This exercise calls for the data below to be retyped exactly, minus any images.

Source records
-=-=-=-=-
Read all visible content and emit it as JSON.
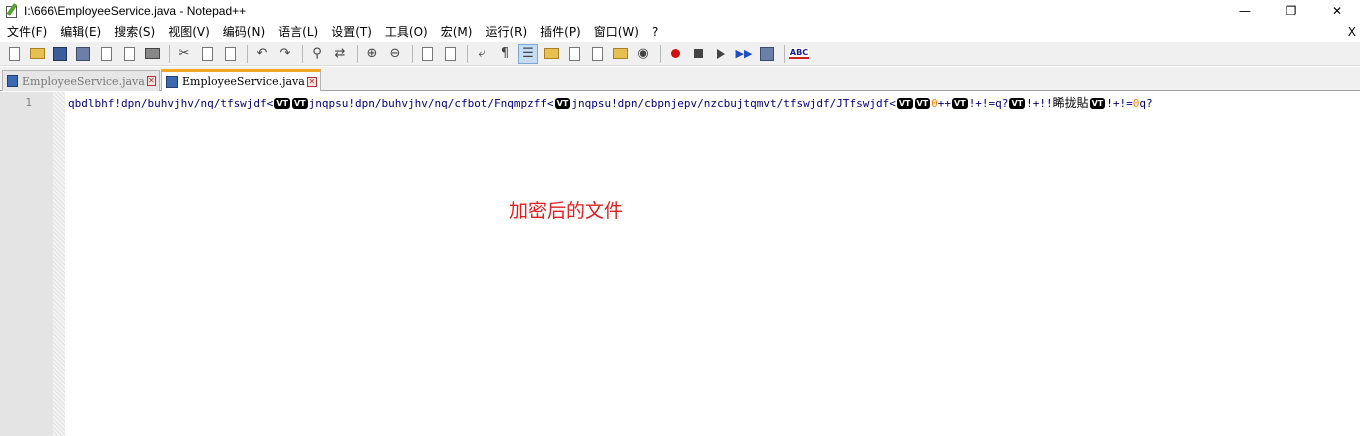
{
  "window": {
    "title": "I:\\666\\EmployeeService.java - Notepad++",
    "controls": [
      "—",
      "❐",
      "✕"
    ]
  },
  "menu": {
    "items": [
      "文件(F)",
      "编辑(E)",
      "搜索(S)",
      "视图(V)",
      "编码(N)",
      "语言(L)",
      "设置(T)",
      "工具(O)",
      "宏(M)",
      "运行(R)",
      "插件(P)",
      "窗口(W)",
      "?"
    ],
    "close": "X"
  },
  "toolbar": {
    "icons": [
      "new-file-icon",
      "open-file-icon",
      "save-icon",
      "save-all-icon",
      "close-icon",
      "close-all-icon",
      "print-icon",
      "cut-icon",
      "copy-icon",
      "paste-icon",
      "undo-icon",
      "redo-icon",
      "find-icon",
      "replace-icon",
      "zoom-in-icon",
      "zoom-out-icon",
      "sync-vertical-icon",
      "sync-horizontal-icon",
      "word-wrap-icon",
      "show-all-chars-icon",
      "indent-guide-icon",
      "doc-map-icon",
      "function-list-icon",
      "folder-workspace-icon",
      "monitoring-icon",
      "record-macro-icon",
      "stop-record-icon",
      "playback-macro-icon",
      "run-macro-multiple-icon",
      "save-macro-icon",
      "spell-check-icon"
    ],
    "active_icon": "indent-guide-icon",
    "spell_label": "ABC"
  },
  "tabs": [
    {
      "label": "EmployeeService.java",
      "active": false
    },
    {
      "label": "EmployeeService.java",
      "active": true
    }
  ],
  "editor": {
    "line_number": "1",
    "segments": [
      {
        "type": "text",
        "value": "qbdlbhf!dpn/buhvjhv/nq/tfswjdf<"
      },
      {
        "type": "ctrl",
        "value": "VT"
      },
      {
        "type": "ctrl",
        "value": "VT"
      },
      {
        "type": "text",
        "value": "jnqpsu!dpn/buhvjhv/nq/cfbot/Fnqmpzff<"
      },
      {
        "type": "ctrl",
        "value": "VT"
      },
      {
        "type": "text",
        "value": "jnqpsu!dpn/cbpnjepv/nzcbujtqmvt/tfswjdf/JTfswjdf<"
      },
      {
        "type": "ctrl",
        "value": "VT"
      },
      {
        "type": "ctrl",
        "value": "VT"
      },
      {
        "type": "num",
        "value": "0"
      },
      {
        "type": "text",
        "value": "++"
      },
      {
        "type": "ctrl",
        "value": "VT"
      },
      {
        "type": "text",
        "value": "!+!=q?"
      },
      {
        "type": "ctrl",
        "value": "VT"
      },
      {
        "type": "text",
        "value": "!+!!"
      },
      {
        "type": "cjk",
        "value": "睎拢貼"
      },
      {
        "type": "ctrl",
        "value": "VT"
      },
      {
        "type": "text",
        "value": "!+!="
      },
      {
        "type": "num",
        "value": "0"
      },
      {
        "type": "text",
        "value": "q?"
      }
    ]
  },
  "annotation": {
    "text": "加密后的文件",
    "color": "#e02020"
  },
  "colors": {
    "code": "#000080",
    "number": "#ff8000",
    "tab_accent": "#f5a623"
  }
}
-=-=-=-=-
ANSWER FOR THE TASK.
Read all visible content and emit it as JSON.
{
  "window": {
    "title": "I:\\666\\EmployeeService.java - Notepad++",
    "controls": [
      "—",
      "❐",
      "✕"
    ]
  },
  "menu": {
    "items": [
      "文件(F)",
      "编辑(E)",
      "搜索(S)",
      "视图(V)",
      "编码(N)",
      "语言(L)",
      "设置(T)",
      "工具(O)",
      "宏(M)",
      "运行(R)",
      "插件(P)",
      "窗口(W)",
      "?"
    ],
    "close": "X"
  },
  "toolbar": {
    "icons": [
      "new-file-icon",
      "open-file-icon",
      "save-icon",
      "save-all-icon",
      "close-icon",
      "close-all-icon",
      "print-icon",
      "cut-icon",
      "copy-icon",
      "paste-icon",
      "undo-icon",
      "redo-icon",
      "find-icon",
      "replace-icon",
      "zoom-in-icon",
      "zoom-out-icon",
      "sync-vertical-icon",
      "sync-horizontal-icon",
      "word-wrap-icon",
      "show-all-chars-icon",
      "indent-guide-icon",
      "doc-map-icon",
      "function-list-icon",
      "folder-workspace-icon",
      "monitoring-icon",
      "record-macro-icon",
      "stop-record-icon",
      "playback-macro-icon",
      "run-macro-multiple-icon",
      "save-macro-icon",
      "spell-check-icon"
    ],
    "active_icon": "indent-guide-icon",
    "spell_label": "ABC"
  },
  "tabs": [
    {
      "label": "EmployeeService.java",
      "active": false
    },
    {
      "label": "EmployeeService.java",
      "active": true
    }
  ],
  "editor": {
    "line_number": "1",
    "segments": [
      {
        "type": "text",
        "value": "qbdlbhf!dpn/buhvjhv/nq/tfswjdf<"
      },
      {
        "type": "ctrl",
        "value": "VT"
      },
      {
        "type": "ctrl",
        "value": "VT"
      },
      {
        "type": "text",
        "value": "jnqpsu!dpn/buhvjhv/nq/cfbot/Fnqmpzff<"
      },
      {
        "type": "ctrl",
        "value": "VT"
      },
      {
        "type": "text",
        "value": "jnqpsu!dpn/cbpnjepv/nzcbujtqmvt/tfswjdf/JTfswjdf<"
      },
      {
        "type": "ctrl",
        "value": "VT"
      },
      {
        "type": "ctrl",
        "value": "VT"
      },
      {
        "type": "num",
        "value": "0"
      },
      {
        "type": "text",
        "value": "++"
      },
      {
        "type": "ctrl",
        "value": "VT"
      },
      {
        "type": "text",
        "value": "!+!=q?"
      },
      {
        "type": "ctrl",
        "value": "VT"
      },
      {
        "type": "text",
        "value": "!+!!"
      },
      {
        "type": "cjk",
        "value": "睎拢貼"
      },
      {
        "type": "ctrl",
        "value": "VT"
      },
      {
        "type": "text",
        "value": "!+!="
      },
      {
        "type": "num",
        "value": "0"
      },
      {
        "type": "text",
        "value": "q?"
      }
    ]
  },
  "annotation": {
    "text": "加密后的文件",
    "color": "#e02020"
  },
  "colors": {
    "code": "#000080",
    "number": "#ff8000",
    "tab_accent": "#f5a623"
  }
}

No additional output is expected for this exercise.